▶
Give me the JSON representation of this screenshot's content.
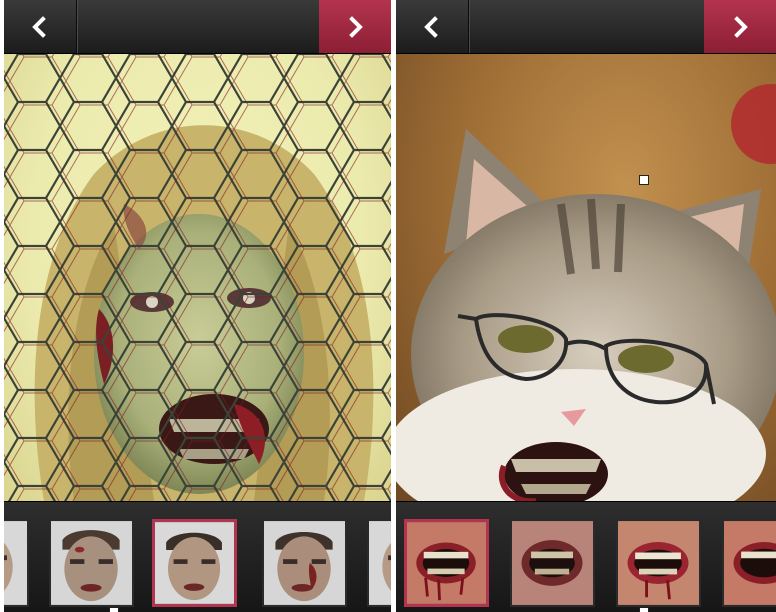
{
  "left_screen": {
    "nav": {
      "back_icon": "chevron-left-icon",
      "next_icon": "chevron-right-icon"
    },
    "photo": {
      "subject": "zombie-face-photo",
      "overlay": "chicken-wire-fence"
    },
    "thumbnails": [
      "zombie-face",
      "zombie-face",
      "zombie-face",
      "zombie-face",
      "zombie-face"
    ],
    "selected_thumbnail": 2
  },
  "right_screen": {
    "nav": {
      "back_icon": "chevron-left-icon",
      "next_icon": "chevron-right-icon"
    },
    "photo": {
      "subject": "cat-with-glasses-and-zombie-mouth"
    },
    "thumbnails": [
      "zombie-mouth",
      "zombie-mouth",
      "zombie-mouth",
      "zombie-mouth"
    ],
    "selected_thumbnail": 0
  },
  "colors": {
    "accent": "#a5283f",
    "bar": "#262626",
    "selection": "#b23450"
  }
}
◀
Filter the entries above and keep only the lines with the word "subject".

      "subject": "zombie-face-photo",
      "subject": "cat-with-glasses-and-zombie-mouth"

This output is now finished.